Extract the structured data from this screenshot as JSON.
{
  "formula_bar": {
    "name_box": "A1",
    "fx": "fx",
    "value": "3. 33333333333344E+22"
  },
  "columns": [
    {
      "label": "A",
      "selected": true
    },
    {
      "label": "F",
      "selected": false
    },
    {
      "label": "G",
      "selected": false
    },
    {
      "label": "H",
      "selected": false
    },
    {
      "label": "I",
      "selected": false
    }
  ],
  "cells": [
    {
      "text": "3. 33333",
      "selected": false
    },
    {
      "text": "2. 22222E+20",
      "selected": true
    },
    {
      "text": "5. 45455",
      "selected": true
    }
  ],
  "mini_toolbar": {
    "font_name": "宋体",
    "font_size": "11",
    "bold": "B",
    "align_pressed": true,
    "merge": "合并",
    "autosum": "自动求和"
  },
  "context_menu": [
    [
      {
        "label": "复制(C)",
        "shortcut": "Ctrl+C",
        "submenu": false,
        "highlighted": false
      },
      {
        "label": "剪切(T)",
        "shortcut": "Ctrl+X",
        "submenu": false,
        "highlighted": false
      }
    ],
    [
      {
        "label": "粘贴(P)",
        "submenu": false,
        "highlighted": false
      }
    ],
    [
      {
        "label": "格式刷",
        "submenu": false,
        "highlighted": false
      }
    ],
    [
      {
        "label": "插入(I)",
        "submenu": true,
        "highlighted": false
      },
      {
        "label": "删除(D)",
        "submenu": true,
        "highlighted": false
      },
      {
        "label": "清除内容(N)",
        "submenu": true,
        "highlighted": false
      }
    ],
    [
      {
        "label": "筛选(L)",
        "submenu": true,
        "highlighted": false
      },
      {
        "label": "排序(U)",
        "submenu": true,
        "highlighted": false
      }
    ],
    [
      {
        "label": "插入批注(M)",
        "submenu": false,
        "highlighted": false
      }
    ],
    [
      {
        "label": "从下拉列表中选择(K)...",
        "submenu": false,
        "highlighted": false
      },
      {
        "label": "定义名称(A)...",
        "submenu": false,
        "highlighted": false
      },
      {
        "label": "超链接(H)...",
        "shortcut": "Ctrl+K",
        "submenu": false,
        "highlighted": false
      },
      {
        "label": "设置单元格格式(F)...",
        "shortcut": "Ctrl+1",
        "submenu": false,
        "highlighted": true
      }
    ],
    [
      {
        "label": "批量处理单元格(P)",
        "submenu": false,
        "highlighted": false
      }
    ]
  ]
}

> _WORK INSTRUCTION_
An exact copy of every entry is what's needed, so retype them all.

> _RESPONSE TO THIS TASK_
Extract the structured data from this screenshot as JSON.
{
  "formula_bar": {
    "name_box": "A1",
    "fx": "fx",
    "value": "3. 33333333333344E+22"
  },
  "columns": [
    {
      "label": "A",
      "selected": true
    },
    {
      "label": "F",
      "selected": false
    },
    {
      "label": "G",
      "selected": false
    },
    {
      "label": "H",
      "selected": false
    },
    {
      "label": "I",
      "selected": false
    }
  ],
  "cells": [
    {
      "text": "3. 33333",
      "selected": false
    },
    {
      "text": "2. 22222E+20",
      "selected": true
    },
    {
      "text": "5. 45455",
      "selected": true
    }
  ],
  "mini_toolbar": {
    "font_name": "宋体",
    "font_size": "11",
    "bold": "B",
    "align_pressed": true,
    "merge": "合并",
    "autosum": "自动求和"
  },
  "context_menu": [
    [
      {
        "label": "复制(C)",
        "shortcut": "Ctrl+C",
        "submenu": false,
        "highlighted": false
      },
      {
        "label": "剪切(T)",
        "shortcut": "Ctrl+X",
        "submenu": false,
        "highlighted": false
      }
    ],
    [
      {
        "label": "粘贴(P)",
        "submenu": false,
        "highlighted": false
      }
    ],
    [
      {
        "label": "格式刷",
        "submenu": false,
        "highlighted": false
      }
    ],
    [
      {
        "label": "插入(I)",
        "submenu": true,
        "highlighted": false
      },
      {
        "label": "删除(D)",
        "submenu": true,
        "highlighted": false
      },
      {
        "label": "清除内容(N)",
        "submenu": true,
        "highlighted": false
      }
    ],
    [
      {
        "label": "筛选(L)",
        "submenu": true,
        "highlighted": false
      },
      {
        "label": "排序(U)",
        "submenu": true,
        "highlighted": false
      }
    ],
    [
      {
        "label": "插入批注(M)",
        "submenu": false,
        "highlighted": false
      }
    ],
    [
      {
        "label": "从下拉列表中选择(K)...",
        "submenu": false,
        "highlighted": false
      },
      {
        "label": "定义名称(A)...",
        "submenu": false,
        "highlighted": false
      },
      {
        "label": "超链接(H)...",
        "shortcut": "Ctrl+K",
        "submenu": false,
        "highlighted": false
      },
      {
        "label": "设置单元格格式(F)...",
        "shortcut": "Ctrl+1",
        "submenu": false,
        "highlighted": true
      }
    ],
    [
      {
        "label": "批量处理单元格(P)",
        "submenu": false,
        "highlighted": false
      }
    ]
  ]
}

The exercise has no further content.